Educational Programmes at the LT and NRT robotic telescopes

Gutiérrez, C. M.

The Liverpool telescope (LT) sited in La Palma is the largest robotic telescope in the world. Part of the observing time is dedicated to educational programmes. These are NSO (National Schools’ Observatory) run by he Liverpool John Moores University (UK) and PETER (Proyecto Educativo con Telescopios Robóticos) run by the Instituto de Astrofísica de Canarias (Spain). Both programmes have been in operation for over ten years and have had an outstanding impacto n teaching and lerning astronomy within schools. The programmes have allowed the access to a world leading scientific facility of numerous education centers and thousand of students in UK, Ireland and Spain. Here, we present some sketckes about both programmes, and how have been able to attract the curiosity of children and young people. We, also outline the outreach and educational plans for the 4 m New Robotic Telescope (NRT) that is under design and will be in operation in 5 years time.


Jiwaji, Noorali

Progress has been made in traditional astronomy outreach efforts through articles and news in electronic and print media using both English as well as local Kiswahili languages. Astronomy and science resentations were given by local and visiting scientists often followed up with star gazing activities in schools and communities. School students took part in the Dark Skies for Africa Schools project as well as in the international Quality ighting project. University student project was conducted to measure light intensity during penumbral eclipses with a novel method using the Unihedron Sky Quality meter. Masters level research is done in collaboration with experts from Ethiopia under IAU East African Regional Office for Astronomy Development initiatives. Astrotourism is promoted by including it as part of nature and wildlife tourism in Tanzania. A frontier science proposal to install the Event Horizon elescope on Kilimanjaro accessible using a cableway will impact leisure tourism in Tanzania. The Annular Solar Eclipse of September 1, 2016 highlighted the potential of astrotourism, drawing attention to the 16 tonne Mbozi meteorite. Concerted attention has been paid towards using both English as well as the local Kiswahili language for Astronomy communication to inform public as well as young children in Primary Schools and students in Secondary Schools, olleges and Universities. Translation of basic Astronomy terms has been undertaken so as to produce Kiswahili articles in Wikipedia and dictionaries under local and international publishers. All astronomy development efforts have been onsolidated under a recently registered Astronomy and Space Science Association of Tanzania (ASSAT).

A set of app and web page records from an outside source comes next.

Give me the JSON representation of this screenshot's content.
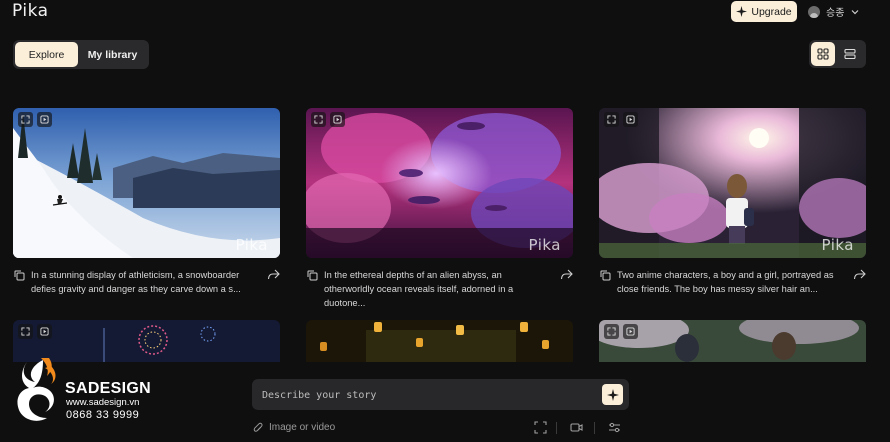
{
  "header": {
    "logo": "Pika",
    "upgrade_label": "Upgrade",
    "user_name": "승종"
  },
  "tabs": [
    {
      "label": "Explore",
      "active": true
    },
    {
      "label": "My library",
      "active": false
    }
  ],
  "view_toggle": [
    "grid-view-icon",
    "list-view-icon"
  ],
  "watermark": "Pika",
  "cards": [
    {
      "description": "In a stunning display of athleticism, a snowboarder defies gravity and danger as they carve down a s...",
      "scene": "snowy-mountain"
    },
    {
      "description": "In the ethereal depths of an alien abyss, an otherworldly ocean reveals itself, adorned in a duotone...",
      "scene": "alien-abyss"
    },
    {
      "description": "Two anime characters, a boy and a girl, portrayed as close friends. The boy has messy silver hair an...",
      "scene": "anime-blossoms"
    },
    {
      "description": "",
      "scene": "fireworks"
    },
    {
      "description": "",
      "scene": "lanterns"
    },
    {
      "description": "",
      "scene": "anime-forest"
    }
  ],
  "prompt": {
    "placeholder": "Describe your story",
    "attach_label": "Image or video"
  },
  "brand": {
    "name": "SADESIGN",
    "website": "www.sadesign.vn",
    "phone": "0868 33 9999"
  },
  "colors": {
    "background": "#0f0f10",
    "accent": "#fbefd9",
    "panel": "#2a2a2c"
  }
}
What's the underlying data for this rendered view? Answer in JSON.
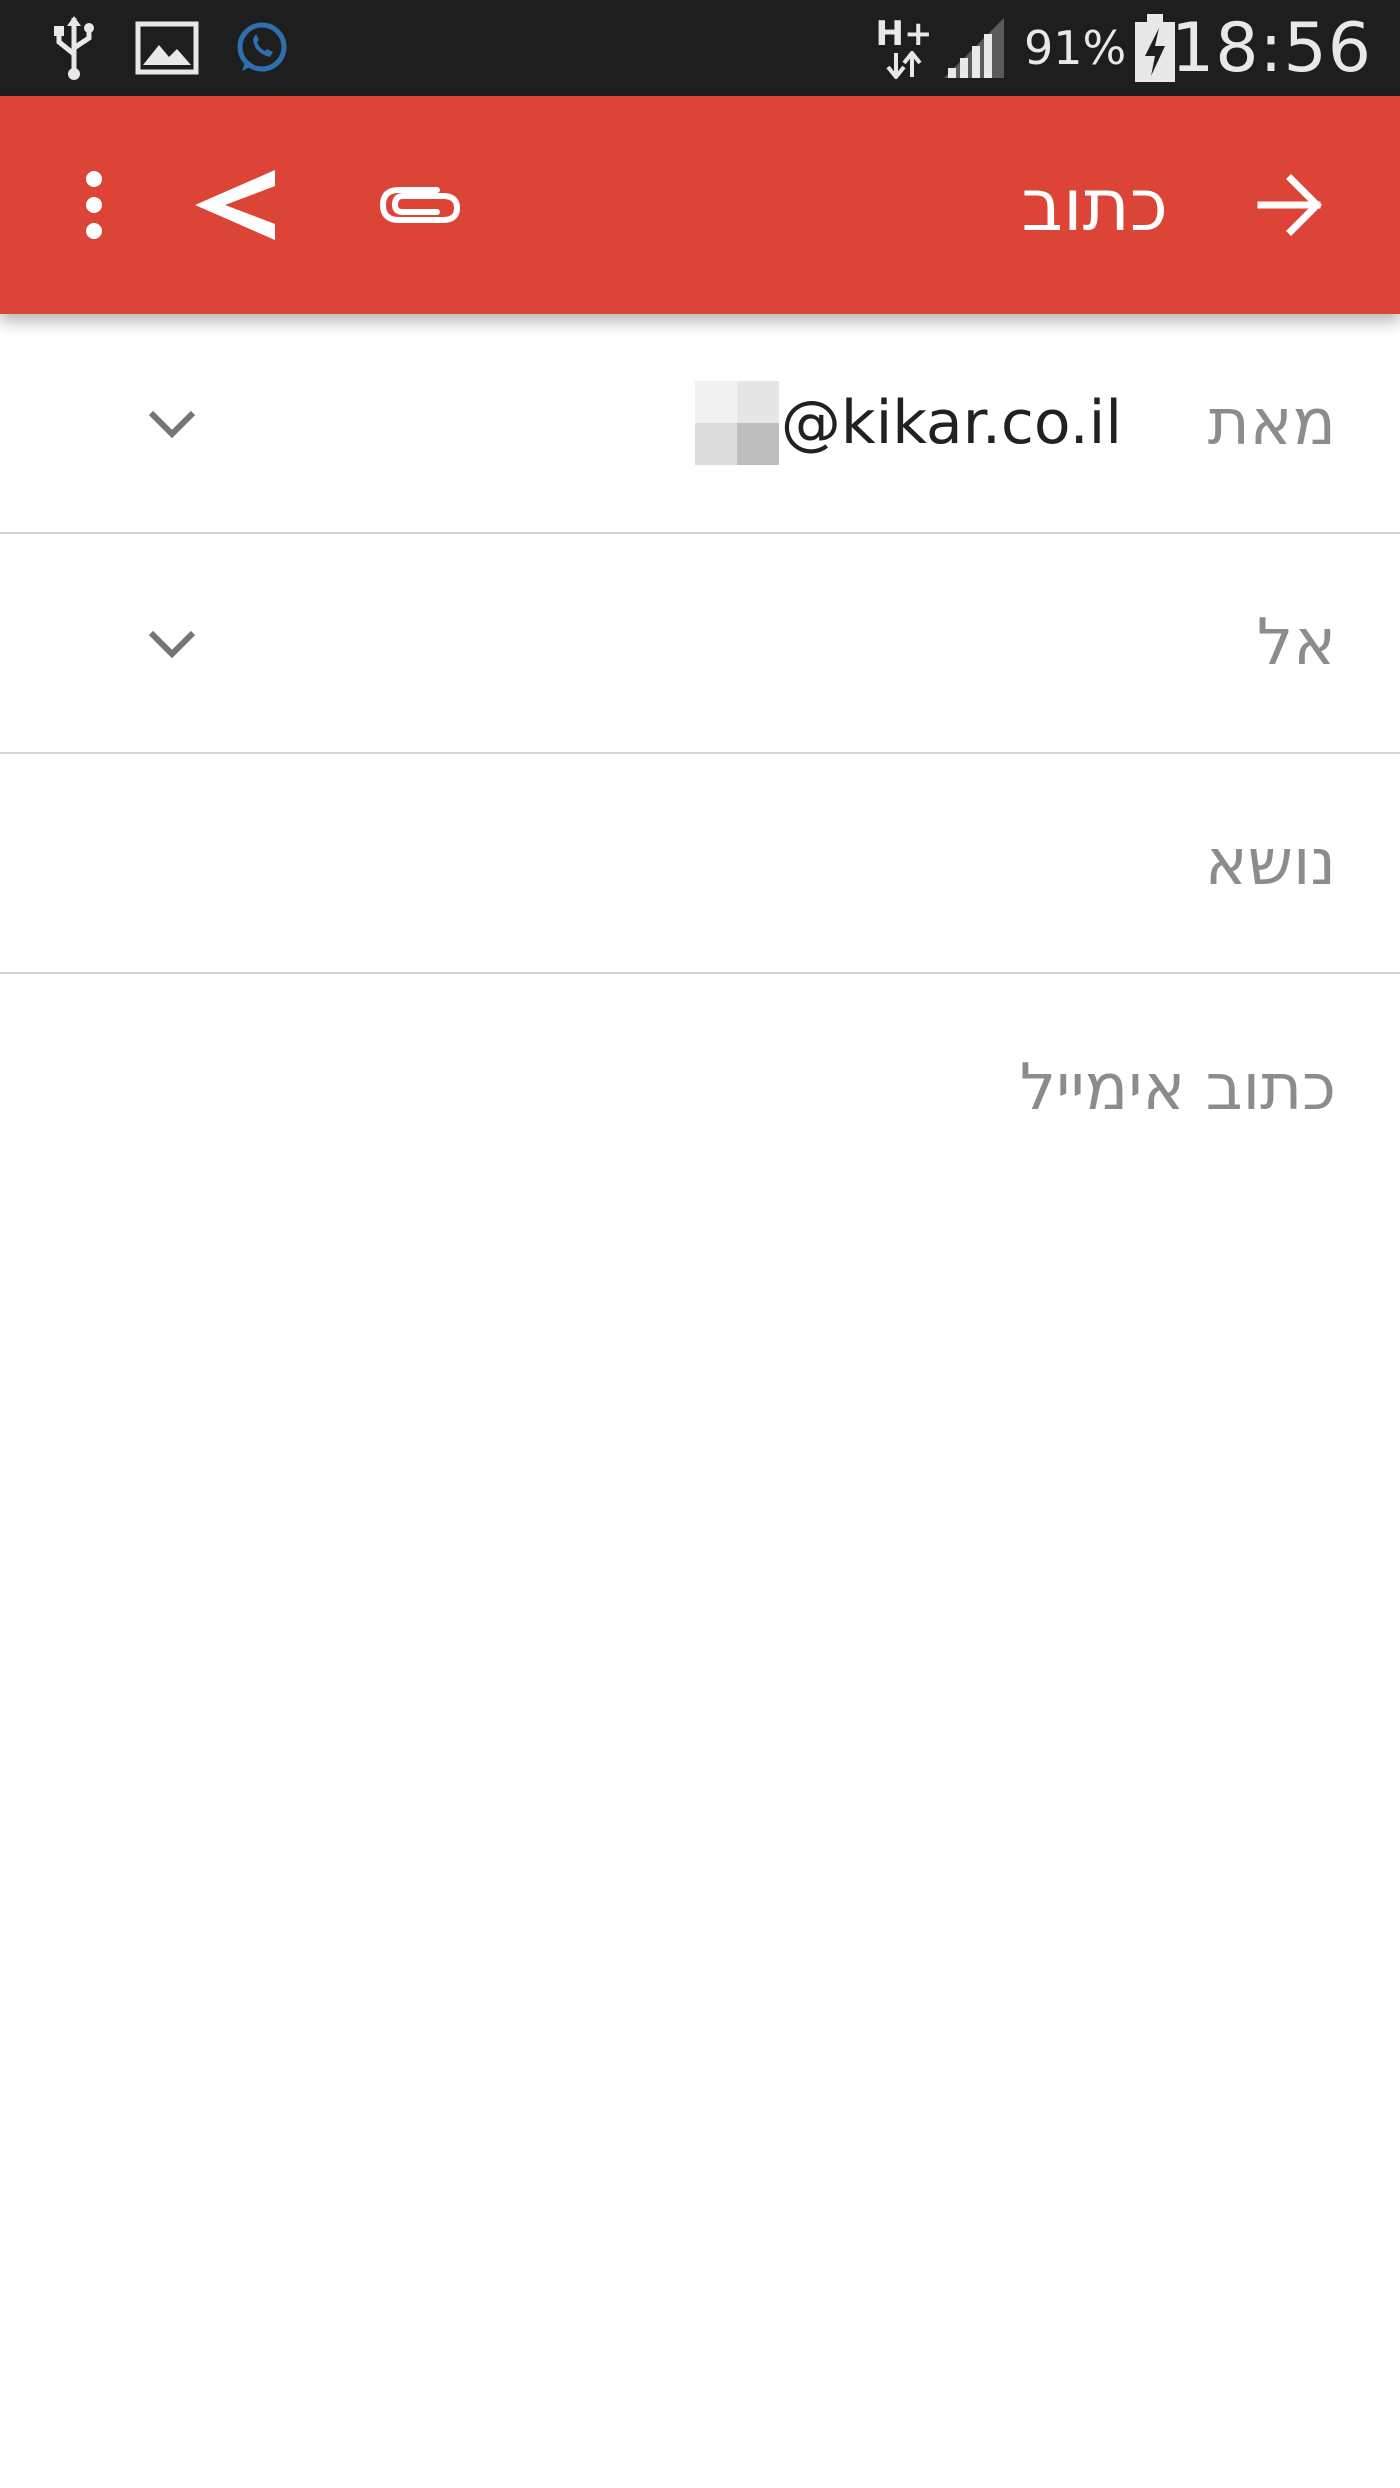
{
  "status_bar": {
    "time": "18:56",
    "battery_percent": "91%",
    "network_type": "H+",
    "icons": [
      "usb-icon",
      "gallery-icon",
      "whatsapp-icon",
      "network-icon",
      "signal-icon",
      "battery-charging-icon"
    ]
  },
  "app_bar": {
    "title": "כתוב",
    "background_color": "#db4437",
    "icons": [
      "back-arrow-icon",
      "attach-icon",
      "send-icon",
      "overflow-menu-icon"
    ]
  },
  "compose": {
    "from_label": "מאת",
    "from_value": "@kikar.co.il",
    "to_label": "אל",
    "subject_placeholder": "נושא",
    "body_placeholder": "כתוב אימייל"
  }
}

XXX IAU General Assembly | ACV - Austria Center Vienna  | Bruno-Kreisky-Platz 1  | 1220 Vienna